“The media shines like a beam of a searchlight that moves restlessly about, bringing one episode and then another out of the darkness into vision”—Walter Lippmann (1922)
Major types of media:
Mass media = means of communication that reaches the mass public
Newspapers and magazines
Radio
Television (broadcast, cable, & satellite)
Films
Books
Music
Electronic communication (i.e. the Internet)

News media = think of it as a subset of the "mass media"
The News Media
News media = that part of the mass media that emphasizes the news
News shows (i.e. 60 minutes, Dateline, 20/20)
Talk shows (i.e. Geraldo, Oprah, Jerry Springer?!)
Night Shows (i.e. David, Conan, Leno)
The debates
Does the media have a "minimum" of "not-so-minimal" effect?
Priming
Issue framing
Psychology research on neural networks
The media highlight some issues and not others
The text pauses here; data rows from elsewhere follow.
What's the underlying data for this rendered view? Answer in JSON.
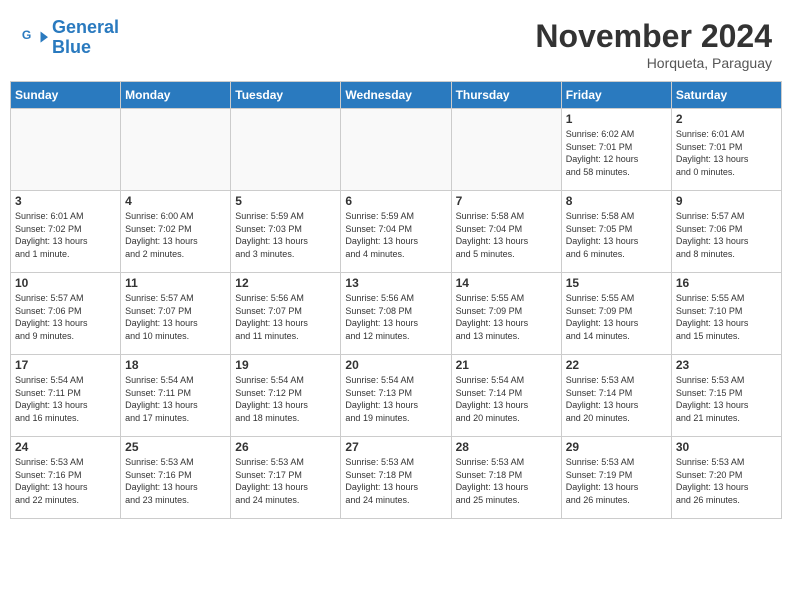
{
  "header": {
    "logo_line1": "General",
    "logo_line2": "Blue",
    "month": "November 2024",
    "location": "Horqueta, Paraguay"
  },
  "weekdays": [
    "Sunday",
    "Monday",
    "Tuesday",
    "Wednesday",
    "Thursday",
    "Friday",
    "Saturday"
  ],
  "weeks": [
    [
      {
        "day": "",
        "info": ""
      },
      {
        "day": "",
        "info": ""
      },
      {
        "day": "",
        "info": ""
      },
      {
        "day": "",
        "info": ""
      },
      {
        "day": "",
        "info": ""
      },
      {
        "day": "1",
        "info": "Sunrise: 6:02 AM\nSunset: 7:01 PM\nDaylight: 12 hours\nand 58 minutes."
      },
      {
        "day": "2",
        "info": "Sunrise: 6:01 AM\nSunset: 7:01 PM\nDaylight: 13 hours\nand 0 minutes."
      }
    ],
    [
      {
        "day": "3",
        "info": "Sunrise: 6:01 AM\nSunset: 7:02 PM\nDaylight: 13 hours\nand 1 minute."
      },
      {
        "day": "4",
        "info": "Sunrise: 6:00 AM\nSunset: 7:02 PM\nDaylight: 13 hours\nand 2 minutes."
      },
      {
        "day": "5",
        "info": "Sunrise: 5:59 AM\nSunset: 7:03 PM\nDaylight: 13 hours\nand 3 minutes."
      },
      {
        "day": "6",
        "info": "Sunrise: 5:59 AM\nSunset: 7:04 PM\nDaylight: 13 hours\nand 4 minutes."
      },
      {
        "day": "7",
        "info": "Sunrise: 5:58 AM\nSunset: 7:04 PM\nDaylight: 13 hours\nand 5 minutes."
      },
      {
        "day": "8",
        "info": "Sunrise: 5:58 AM\nSunset: 7:05 PM\nDaylight: 13 hours\nand 6 minutes."
      },
      {
        "day": "9",
        "info": "Sunrise: 5:57 AM\nSunset: 7:06 PM\nDaylight: 13 hours\nand 8 minutes."
      }
    ],
    [
      {
        "day": "10",
        "info": "Sunrise: 5:57 AM\nSunset: 7:06 PM\nDaylight: 13 hours\nand 9 minutes."
      },
      {
        "day": "11",
        "info": "Sunrise: 5:57 AM\nSunset: 7:07 PM\nDaylight: 13 hours\nand 10 minutes."
      },
      {
        "day": "12",
        "info": "Sunrise: 5:56 AM\nSunset: 7:07 PM\nDaylight: 13 hours\nand 11 minutes."
      },
      {
        "day": "13",
        "info": "Sunrise: 5:56 AM\nSunset: 7:08 PM\nDaylight: 13 hours\nand 12 minutes."
      },
      {
        "day": "14",
        "info": "Sunrise: 5:55 AM\nSunset: 7:09 PM\nDaylight: 13 hours\nand 13 minutes."
      },
      {
        "day": "15",
        "info": "Sunrise: 5:55 AM\nSunset: 7:09 PM\nDaylight: 13 hours\nand 14 minutes."
      },
      {
        "day": "16",
        "info": "Sunrise: 5:55 AM\nSunset: 7:10 PM\nDaylight: 13 hours\nand 15 minutes."
      }
    ],
    [
      {
        "day": "17",
        "info": "Sunrise: 5:54 AM\nSunset: 7:11 PM\nDaylight: 13 hours\nand 16 minutes."
      },
      {
        "day": "18",
        "info": "Sunrise: 5:54 AM\nSunset: 7:11 PM\nDaylight: 13 hours\nand 17 minutes."
      },
      {
        "day": "19",
        "info": "Sunrise: 5:54 AM\nSunset: 7:12 PM\nDaylight: 13 hours\nand 18 minutes."
      },
      {
        "day": "20",
        "info": "Sunrise: 5:54 AM\nSunset: 7:13 PM\nDaylight: 13 hours\nand 19 minutes."
      },
      {
        "day": "21",
        "info": "Sunrise: 5:54 AM\nSunset: 7:14 PM\nDaylight: 13 hours\nand 20 minutes."
      },
      {
        "day": "22",
        "info": "Sunrise: 5:53 AM\nSunset: 7:14 PM\nDaylight: 13 hours\nand 20 minutes."
      },
      {
        "day": "23",
        "info": "Sunrise: 5:53 AM\nSunset: 7:15 PM\nDaylight: 13 hours\nand 21 minutes."
      }
    ],
    [
      {
        "day": "24",
        "info": "Sunrise: 5:53 AM\nSunset: 7:16 PM\nDaylight: 13 hours\nand 22 minutes."
      },
      {
        "day": "25",
        "info": "Sunrise: 5:53 AM\nSunset: 7:16 PM\nDaylight: 13 hours\nand 23 minutes."
      },
      {
        "day": "26",
        "info": "Sunrise: 5:53 AM\nSunset: 7:17 PM\nDaylight: 13 hours\nand 24 minutes."
      },
      {
        "day": "27",
        "info": "Sunrise: 5:53 AM\nSunset: 7:18 PM\nDaylight: 13 hours\nand 24 minutes."
      },
      {
        "day": "28",
        "info": "Sunrise: 5:53 AM\nSunset: 7:18 PM\nDaylight: 13 hours\nand 25 minutes."
      },
      {
        "day": "29",
        "info": "Sunrise: 5:53 AM\nSunset: 7:19 PM\nDaylight: 13 hours\nand 26 minutes."
      },
      {
        "day": "30",
        "info": "Sunrise: 5:53 AM\nSunset: 7:20 PM\nDaylight: 13 hours\nand 26 minutes."
      }
    ]
  ]
}
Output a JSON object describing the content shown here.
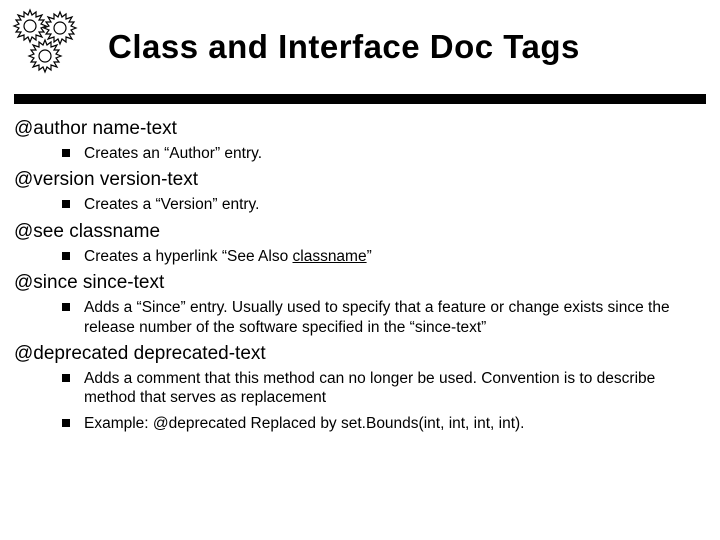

Makes certain issues more mentally accessible and seemingly more salient
Frames influence:
The content of one’s beliefs
The importance one attaches to beliefs
Media "influences/effects"
How the Media affects Elections:
Choice of candidates
Campaign events
Technology
How the Media affects vote choice
Campaigns = Horse races
Political advertising = Increasingly negative
The emergence of civic journalism
Increased influence over undecided voters
An intellectual history of participation research

Models Vote Choice
Set 1: External
institutions
affect the candidates and causes people support
Median Voter Theorem:
citizens in a majority-rule voting system tend to select the outcome most preferred by the "median voter"
candidates in a majority-rule voting system tend to favor policies most preferred by the "median voter"
Set 2: Internal
attitudes/beliefs
affect the candidates and causes people support
Economic Theory of Democracy:
political knowledge/information and cost/benefit calculations shape voter turnout
political knowledge/information and cost/benefit calculations shape vote choice
In this class, we will explore two sets of vote choice models
But first, a quick word about campaigns...
Full transcript